= Beginning of Section =

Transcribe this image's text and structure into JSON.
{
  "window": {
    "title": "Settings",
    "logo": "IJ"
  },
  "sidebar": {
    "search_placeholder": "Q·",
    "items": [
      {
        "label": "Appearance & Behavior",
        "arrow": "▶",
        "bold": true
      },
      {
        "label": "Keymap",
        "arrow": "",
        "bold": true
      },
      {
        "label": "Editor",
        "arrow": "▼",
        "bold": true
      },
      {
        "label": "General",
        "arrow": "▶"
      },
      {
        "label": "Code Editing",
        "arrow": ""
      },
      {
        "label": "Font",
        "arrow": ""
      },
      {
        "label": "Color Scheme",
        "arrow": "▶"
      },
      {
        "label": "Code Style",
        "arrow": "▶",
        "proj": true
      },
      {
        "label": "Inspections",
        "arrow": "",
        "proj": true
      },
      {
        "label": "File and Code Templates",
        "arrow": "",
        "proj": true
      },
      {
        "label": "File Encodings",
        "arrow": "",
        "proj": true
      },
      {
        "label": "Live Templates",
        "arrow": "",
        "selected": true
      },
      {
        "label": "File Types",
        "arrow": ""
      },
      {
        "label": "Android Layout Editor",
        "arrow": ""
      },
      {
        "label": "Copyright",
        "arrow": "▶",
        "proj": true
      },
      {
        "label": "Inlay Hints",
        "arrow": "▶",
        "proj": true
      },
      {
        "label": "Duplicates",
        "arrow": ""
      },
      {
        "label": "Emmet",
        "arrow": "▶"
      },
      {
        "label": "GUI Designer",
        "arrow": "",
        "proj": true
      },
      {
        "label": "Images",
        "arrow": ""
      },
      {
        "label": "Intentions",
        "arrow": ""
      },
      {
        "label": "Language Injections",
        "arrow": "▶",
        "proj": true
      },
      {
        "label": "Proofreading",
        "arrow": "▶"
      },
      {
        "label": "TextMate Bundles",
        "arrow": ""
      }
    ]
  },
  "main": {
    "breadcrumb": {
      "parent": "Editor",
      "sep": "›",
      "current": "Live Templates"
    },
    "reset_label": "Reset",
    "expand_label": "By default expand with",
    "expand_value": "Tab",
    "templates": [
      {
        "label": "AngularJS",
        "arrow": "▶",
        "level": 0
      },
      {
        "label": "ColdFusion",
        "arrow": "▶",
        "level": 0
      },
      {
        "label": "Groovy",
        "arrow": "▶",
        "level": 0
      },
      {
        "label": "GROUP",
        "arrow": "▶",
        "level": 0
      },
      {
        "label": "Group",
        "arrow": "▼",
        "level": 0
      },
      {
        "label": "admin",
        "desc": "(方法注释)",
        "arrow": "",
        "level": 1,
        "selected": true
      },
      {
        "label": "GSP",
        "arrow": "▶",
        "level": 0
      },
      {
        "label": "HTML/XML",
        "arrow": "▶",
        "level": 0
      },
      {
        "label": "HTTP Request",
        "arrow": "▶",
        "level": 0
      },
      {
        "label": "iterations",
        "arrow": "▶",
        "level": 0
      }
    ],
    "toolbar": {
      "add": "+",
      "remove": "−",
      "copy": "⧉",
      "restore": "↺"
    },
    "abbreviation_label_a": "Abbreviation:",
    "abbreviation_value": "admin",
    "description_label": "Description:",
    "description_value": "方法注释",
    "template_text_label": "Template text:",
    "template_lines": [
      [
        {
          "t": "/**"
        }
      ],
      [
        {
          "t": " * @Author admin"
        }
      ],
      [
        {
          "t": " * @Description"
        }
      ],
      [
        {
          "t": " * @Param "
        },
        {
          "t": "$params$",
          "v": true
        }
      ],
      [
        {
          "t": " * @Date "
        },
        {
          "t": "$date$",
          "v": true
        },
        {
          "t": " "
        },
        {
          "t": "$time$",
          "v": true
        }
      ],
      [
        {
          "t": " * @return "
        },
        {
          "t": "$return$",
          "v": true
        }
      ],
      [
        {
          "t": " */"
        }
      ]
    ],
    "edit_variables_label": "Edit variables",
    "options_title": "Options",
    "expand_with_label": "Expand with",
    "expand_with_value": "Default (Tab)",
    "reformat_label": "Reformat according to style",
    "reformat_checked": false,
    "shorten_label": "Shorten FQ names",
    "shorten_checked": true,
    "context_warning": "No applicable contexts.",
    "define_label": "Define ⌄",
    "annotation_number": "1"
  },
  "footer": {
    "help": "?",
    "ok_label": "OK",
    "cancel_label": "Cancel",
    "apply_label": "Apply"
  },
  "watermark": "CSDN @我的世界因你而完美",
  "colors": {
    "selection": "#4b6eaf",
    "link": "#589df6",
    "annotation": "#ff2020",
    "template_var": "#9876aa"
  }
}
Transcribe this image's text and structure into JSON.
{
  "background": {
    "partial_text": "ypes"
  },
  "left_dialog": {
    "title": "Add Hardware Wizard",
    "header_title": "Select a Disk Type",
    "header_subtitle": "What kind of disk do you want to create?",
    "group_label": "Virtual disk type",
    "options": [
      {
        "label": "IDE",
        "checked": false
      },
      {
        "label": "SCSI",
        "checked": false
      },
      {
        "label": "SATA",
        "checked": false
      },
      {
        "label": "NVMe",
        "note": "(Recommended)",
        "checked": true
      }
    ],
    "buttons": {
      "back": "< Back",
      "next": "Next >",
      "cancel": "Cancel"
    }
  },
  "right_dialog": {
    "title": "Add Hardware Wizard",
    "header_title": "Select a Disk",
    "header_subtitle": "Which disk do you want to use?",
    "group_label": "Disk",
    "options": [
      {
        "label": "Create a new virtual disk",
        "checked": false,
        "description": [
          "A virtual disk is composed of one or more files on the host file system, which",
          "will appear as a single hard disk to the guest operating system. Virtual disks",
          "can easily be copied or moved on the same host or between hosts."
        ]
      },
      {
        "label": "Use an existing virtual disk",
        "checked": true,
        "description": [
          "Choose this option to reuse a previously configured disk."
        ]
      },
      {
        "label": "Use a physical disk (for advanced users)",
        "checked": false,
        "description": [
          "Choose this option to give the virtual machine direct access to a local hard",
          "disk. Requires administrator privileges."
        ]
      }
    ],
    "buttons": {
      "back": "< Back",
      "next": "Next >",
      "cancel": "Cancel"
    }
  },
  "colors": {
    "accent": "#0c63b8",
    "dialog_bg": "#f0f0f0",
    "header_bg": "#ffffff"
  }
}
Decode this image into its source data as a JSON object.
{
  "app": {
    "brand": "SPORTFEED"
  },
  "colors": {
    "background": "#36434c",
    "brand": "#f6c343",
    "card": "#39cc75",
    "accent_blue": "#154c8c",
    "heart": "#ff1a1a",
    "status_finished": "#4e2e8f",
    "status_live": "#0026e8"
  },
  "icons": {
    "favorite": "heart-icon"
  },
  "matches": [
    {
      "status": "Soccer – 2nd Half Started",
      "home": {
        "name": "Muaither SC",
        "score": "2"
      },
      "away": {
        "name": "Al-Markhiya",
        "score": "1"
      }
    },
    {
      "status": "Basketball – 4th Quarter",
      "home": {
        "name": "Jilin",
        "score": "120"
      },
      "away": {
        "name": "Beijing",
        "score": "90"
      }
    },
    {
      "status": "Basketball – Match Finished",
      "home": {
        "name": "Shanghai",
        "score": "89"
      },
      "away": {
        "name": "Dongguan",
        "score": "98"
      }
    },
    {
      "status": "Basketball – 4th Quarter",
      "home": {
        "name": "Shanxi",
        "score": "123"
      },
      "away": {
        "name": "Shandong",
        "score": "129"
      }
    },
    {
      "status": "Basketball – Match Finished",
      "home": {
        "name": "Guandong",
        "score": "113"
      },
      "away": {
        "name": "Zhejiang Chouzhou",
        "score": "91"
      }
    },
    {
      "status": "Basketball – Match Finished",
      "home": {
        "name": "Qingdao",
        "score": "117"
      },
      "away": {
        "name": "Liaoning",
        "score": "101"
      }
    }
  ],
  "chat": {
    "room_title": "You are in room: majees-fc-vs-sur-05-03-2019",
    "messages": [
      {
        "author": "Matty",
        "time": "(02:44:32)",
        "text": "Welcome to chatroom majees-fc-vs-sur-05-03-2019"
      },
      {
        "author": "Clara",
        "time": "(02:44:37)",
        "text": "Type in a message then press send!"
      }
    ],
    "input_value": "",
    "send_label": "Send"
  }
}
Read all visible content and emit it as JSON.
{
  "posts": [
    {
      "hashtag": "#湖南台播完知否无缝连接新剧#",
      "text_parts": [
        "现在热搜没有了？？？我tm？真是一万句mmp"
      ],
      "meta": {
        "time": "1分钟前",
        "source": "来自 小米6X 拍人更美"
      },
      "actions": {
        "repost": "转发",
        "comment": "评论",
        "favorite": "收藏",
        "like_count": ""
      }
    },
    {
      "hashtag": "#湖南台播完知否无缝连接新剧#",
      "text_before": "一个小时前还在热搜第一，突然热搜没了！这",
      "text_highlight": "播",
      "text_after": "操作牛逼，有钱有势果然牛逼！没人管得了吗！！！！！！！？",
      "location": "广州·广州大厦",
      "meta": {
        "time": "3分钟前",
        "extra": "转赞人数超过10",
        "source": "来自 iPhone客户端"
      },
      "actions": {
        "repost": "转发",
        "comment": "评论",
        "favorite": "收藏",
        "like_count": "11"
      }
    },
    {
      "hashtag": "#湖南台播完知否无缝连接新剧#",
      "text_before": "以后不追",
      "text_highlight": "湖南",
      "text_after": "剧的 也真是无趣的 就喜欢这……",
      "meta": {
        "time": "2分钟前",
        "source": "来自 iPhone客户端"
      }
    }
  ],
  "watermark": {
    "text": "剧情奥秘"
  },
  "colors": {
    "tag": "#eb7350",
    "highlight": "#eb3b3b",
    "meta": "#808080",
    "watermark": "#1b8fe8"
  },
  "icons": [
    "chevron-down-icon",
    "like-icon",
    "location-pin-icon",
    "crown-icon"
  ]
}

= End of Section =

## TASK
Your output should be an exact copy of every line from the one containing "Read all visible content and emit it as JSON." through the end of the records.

## EXERCISE SOLUTION
Read all visible content and emit it as JSON.
{
  "posts": [
    {
      "hashtag": "#湖南台播完知否无缝连接新剧#",
      "text_parts": [
        "现在热搜没有了？？？我tm？真是一万句mmp"
      ],
      "meta": {
        "time": "1分钟前",
        "source": "来自 小米6X 拍人更美"
      },
      "actions": {
        "repost": "转发",
        "comment": "评论",
        "favorite": "收藏",
        "like_count": ""
      }
    },
    {
      "hashtag": "#湖南台播完知否无缝连接新剧#",
      "text_before": "一个小时前还在热搜第一，突然热搜没了！这",
      "text_highlight": "播",
      "text_after": "操作牛逼，有钱有势果然牛逼！没人管得了吗！！！！！！！？",
      "location": "广州·广州大厦",
      "meta": {
        "time": "3分钟前",
        "extra": "转赞人数超过10",
        "source": "来自 iPhone客户端"
      },
      "actions": {
        "repost": "转发",
        "comment": "评论",
        "favorite": "收藏",
        "like_count": "11"
      }
    },
    {
      "hashtag": "#湖南台播完知否无缝连接新剧#",
      "text_before": "以后不追",
      "text_highlight": "湖南",
      "text_after": "剧的 也真是无趣的 就喜欢这……",
      "meta": {
        "time": "2分钟前",
        "source": "来自 iPhone客户端"
      }
    }
  ],
  "watermark": {
    "text": "剧情奥秘"
  },
  "colors": {
    "tag": "#eb7350",
    "highlight": "#eb3b3b",
    "meta": "#808080",
    "watermark": "#1b8fe8"
  },
  "icons": [
    "chevron-down-icon",
    "like-icon",
    "location-pin-icon",
    "crown-icon"
  ]
}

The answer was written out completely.